via blog recently posted a thoughtful and extended summary and critique of youth ministry 3.0, including a really cool version of the chart i developed for the book with and additional row (which he unpacks more in the 2nd half of the poast). this half is the summary. up tomorrow, part 2 (the critique).
CHAPTER 1: The Need for Change exhorts us to adjust our thinking.
To be fair, we youth workers are doing what we’ve always done — trying to love teenagers to the best of our abilities and help them experience the love of God. Our hearts are right (for the most part), but — I believe — there are flaws in many of our assumptions and methods. A disconnect.
Some of these flaws exist because we wrongly adopted cultural priorities into our youth ministry thinking. But more often our flaws exist because while our thinking was correct — for its time — the world of teenagers has changed, and we’ve been slow in our response. (25)

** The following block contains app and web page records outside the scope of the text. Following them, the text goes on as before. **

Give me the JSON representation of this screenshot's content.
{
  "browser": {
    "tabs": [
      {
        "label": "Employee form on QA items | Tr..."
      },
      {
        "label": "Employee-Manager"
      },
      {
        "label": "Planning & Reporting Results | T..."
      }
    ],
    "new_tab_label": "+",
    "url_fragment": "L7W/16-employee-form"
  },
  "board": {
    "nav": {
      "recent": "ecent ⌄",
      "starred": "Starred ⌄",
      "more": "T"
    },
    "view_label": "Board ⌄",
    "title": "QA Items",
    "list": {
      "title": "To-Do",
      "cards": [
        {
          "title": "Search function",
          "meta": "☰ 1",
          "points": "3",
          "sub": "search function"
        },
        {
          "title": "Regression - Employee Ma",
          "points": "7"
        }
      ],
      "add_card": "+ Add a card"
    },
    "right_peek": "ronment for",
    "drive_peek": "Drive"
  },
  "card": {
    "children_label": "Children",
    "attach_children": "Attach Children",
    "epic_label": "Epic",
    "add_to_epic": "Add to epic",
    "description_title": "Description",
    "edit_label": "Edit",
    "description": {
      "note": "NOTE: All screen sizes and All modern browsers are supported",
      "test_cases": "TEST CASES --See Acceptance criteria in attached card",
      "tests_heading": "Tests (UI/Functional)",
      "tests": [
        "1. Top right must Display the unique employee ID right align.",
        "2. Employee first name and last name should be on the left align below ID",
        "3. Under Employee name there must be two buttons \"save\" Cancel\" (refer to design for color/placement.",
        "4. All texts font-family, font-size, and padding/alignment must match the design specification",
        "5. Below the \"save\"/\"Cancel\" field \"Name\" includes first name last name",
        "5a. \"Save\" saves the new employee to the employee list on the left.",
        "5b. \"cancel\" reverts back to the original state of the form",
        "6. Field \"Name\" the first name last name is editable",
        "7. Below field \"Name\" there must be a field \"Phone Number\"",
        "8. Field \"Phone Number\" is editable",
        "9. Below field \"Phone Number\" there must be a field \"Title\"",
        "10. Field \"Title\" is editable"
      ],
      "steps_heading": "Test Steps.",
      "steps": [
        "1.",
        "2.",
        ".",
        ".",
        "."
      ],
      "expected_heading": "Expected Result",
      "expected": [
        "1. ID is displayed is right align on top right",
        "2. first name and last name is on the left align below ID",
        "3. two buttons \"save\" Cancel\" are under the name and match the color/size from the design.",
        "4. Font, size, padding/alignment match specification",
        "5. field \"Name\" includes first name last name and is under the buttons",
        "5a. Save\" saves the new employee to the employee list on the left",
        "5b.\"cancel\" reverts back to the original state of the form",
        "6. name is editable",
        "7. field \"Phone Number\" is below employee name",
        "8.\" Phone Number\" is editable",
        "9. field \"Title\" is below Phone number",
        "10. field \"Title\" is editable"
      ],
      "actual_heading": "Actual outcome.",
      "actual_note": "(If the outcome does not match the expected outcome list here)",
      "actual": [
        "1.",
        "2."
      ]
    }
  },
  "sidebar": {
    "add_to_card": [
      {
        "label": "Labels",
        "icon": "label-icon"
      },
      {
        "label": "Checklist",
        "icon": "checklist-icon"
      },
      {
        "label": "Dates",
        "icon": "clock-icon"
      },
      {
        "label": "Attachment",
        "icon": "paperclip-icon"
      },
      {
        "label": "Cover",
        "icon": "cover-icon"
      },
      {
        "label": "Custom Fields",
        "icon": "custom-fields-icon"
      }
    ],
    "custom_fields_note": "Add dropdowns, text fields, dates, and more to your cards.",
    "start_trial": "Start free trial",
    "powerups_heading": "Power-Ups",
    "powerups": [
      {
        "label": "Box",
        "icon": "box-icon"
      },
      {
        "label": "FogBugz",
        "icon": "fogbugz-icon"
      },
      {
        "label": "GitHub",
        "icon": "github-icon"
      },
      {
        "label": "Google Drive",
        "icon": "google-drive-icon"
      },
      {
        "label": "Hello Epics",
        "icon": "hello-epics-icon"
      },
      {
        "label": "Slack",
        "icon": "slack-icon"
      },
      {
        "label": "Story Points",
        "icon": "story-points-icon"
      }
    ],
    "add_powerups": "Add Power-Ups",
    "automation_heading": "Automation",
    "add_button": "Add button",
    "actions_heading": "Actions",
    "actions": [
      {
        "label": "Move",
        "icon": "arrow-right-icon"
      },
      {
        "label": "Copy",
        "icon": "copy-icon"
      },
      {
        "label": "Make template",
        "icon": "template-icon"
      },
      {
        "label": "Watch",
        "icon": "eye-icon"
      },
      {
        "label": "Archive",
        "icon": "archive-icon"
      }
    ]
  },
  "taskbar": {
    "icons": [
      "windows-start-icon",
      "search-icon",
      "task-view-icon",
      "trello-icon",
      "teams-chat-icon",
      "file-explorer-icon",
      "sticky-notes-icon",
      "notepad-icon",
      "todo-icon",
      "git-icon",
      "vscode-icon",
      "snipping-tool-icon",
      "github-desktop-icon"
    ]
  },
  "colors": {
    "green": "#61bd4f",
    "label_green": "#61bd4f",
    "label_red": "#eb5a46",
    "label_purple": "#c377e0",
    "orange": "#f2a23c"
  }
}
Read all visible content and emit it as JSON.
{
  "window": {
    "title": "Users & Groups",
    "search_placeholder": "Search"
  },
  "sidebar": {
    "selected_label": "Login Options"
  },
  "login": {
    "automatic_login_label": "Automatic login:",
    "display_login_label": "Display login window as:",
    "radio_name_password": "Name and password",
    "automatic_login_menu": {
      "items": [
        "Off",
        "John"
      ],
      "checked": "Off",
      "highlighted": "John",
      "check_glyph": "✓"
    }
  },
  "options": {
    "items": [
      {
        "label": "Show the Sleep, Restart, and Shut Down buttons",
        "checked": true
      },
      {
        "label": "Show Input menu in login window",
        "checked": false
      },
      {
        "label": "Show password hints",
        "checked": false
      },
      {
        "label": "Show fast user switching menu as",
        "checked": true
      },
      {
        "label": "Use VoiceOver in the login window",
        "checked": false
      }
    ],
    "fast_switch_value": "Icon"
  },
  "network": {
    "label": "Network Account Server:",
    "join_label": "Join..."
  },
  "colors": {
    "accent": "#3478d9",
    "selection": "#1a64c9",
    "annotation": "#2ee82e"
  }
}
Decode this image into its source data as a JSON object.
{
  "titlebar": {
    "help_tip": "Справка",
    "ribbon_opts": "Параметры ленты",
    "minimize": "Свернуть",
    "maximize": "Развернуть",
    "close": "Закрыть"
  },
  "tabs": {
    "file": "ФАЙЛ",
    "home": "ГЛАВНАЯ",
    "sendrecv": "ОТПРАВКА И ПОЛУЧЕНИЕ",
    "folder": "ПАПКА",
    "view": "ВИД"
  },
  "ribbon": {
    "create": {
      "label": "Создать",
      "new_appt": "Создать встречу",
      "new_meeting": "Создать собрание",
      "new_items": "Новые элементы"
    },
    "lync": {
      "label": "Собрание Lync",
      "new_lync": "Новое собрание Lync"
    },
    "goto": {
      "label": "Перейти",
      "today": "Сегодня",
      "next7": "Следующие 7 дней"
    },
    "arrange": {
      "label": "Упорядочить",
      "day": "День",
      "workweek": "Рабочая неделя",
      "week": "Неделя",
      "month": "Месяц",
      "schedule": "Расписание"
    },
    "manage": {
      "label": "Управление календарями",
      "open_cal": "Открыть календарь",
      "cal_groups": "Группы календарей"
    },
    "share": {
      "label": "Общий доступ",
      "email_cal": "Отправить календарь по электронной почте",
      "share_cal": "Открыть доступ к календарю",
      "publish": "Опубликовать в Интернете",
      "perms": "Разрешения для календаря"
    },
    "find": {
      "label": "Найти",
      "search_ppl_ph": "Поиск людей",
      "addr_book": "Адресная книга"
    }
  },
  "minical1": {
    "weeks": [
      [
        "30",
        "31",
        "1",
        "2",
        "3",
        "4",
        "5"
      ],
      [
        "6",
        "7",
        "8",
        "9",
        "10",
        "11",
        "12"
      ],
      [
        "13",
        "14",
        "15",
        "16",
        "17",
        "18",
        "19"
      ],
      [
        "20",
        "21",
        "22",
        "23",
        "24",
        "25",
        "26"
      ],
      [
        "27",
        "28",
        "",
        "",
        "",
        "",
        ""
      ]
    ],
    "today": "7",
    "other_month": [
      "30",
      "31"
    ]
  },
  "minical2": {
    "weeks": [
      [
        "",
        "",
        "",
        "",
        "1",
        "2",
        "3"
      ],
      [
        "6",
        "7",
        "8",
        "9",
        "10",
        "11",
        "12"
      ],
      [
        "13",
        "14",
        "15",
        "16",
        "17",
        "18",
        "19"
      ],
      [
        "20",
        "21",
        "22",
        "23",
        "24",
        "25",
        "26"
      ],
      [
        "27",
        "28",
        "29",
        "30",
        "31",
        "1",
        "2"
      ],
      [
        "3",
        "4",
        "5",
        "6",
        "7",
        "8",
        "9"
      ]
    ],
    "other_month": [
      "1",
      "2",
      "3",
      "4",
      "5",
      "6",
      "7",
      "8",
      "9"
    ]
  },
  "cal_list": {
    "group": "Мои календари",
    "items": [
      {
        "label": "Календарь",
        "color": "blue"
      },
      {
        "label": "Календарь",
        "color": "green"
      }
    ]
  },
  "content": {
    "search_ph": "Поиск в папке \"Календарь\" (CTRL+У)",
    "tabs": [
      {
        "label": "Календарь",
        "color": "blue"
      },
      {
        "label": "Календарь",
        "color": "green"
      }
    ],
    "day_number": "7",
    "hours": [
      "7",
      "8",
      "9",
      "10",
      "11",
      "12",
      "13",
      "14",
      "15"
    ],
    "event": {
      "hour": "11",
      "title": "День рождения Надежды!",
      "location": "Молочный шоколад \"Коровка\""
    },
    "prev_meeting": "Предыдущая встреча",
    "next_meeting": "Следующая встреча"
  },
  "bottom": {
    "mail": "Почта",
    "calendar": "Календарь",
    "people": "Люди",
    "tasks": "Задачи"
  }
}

CHAPTER 2: Framing Change in Youth Culture offers a very brief overview  of the development and evolution of “adolescence” since Granville Stanley Hall published Adolescence in 1904. Here, there are two major pieces. One, “the low-end age marker has changed due to physiology, and the upper-end age marker has changed due to cultural issues.” (31) Two, there are three “tasks” of adolescence, Identity, Autonomy, and Affinity.
My proposal is this: While these three adolescent tasks … have continued to be the defining mud-wrestling pit of the adolescent experience, the prioritization of the three has shifted through various eras of modern youth culture. … And now in this post-millennial era in which we find ourselves, the dominance of youth culture (a shift in which youth culture became the dominant culture of our world) has moved affinity to the top. … This is where youth ministry is failing. We adjusted to the first change in priorities (from identity to autonomy), but we’ve been slow in our response to the second change (from autonomy to affinity). Youth ministries are built on assumptions and values and methods that are outdated for the teenagers we passionately want to serve today. (43)
CHAPTER 3: Youth Ministry 1.0–Post-World War II Through The 1960s
CHAPTER 4: Youth Ministry 2.0–1970s Through The End of the Century
CHAPTER 5: Youth Ministry 3.0–Naming Our Preferred Future
The summation of the thesis for YM3.0 is in these three words: “Contextualization,” (72) “Communional,” (105) and “Present” (77) Below is Marko’s graph with an additional row that I’ve added which I’ll explain below in my critique.
CHAPTER 6: So…How Do We Get There? Perhaps the most cogent and potent chapter.
Contextualized youth ministry doesn’t come from a book or a conference — two things Youth Specialties offers! It comes from discernment. And discernment always involves inquiry, always involves reading and thinking, always involves careful listening, always involves wrestling with questions that might not be answerable, and always involves the Holy Spirit. …
Youth Ministry 3.0 is a shared journey, utilizing a shared discernment process and involving both adults and teenagers. (86)
Do less (95) because “communion necessitates small.” (99) Help Students Experience God (emphasis mine, 100) This requires us to be “slow,” “simple,” “fluid,” and “Jesus-y.” (106-7) Finally, “don’t be driven.” (113f.)
 Because of the concision of the book, an “overview” or “summary” is really generous. What is written is more of a select extraction out of the tome of adolescence for the purposes of this chapter.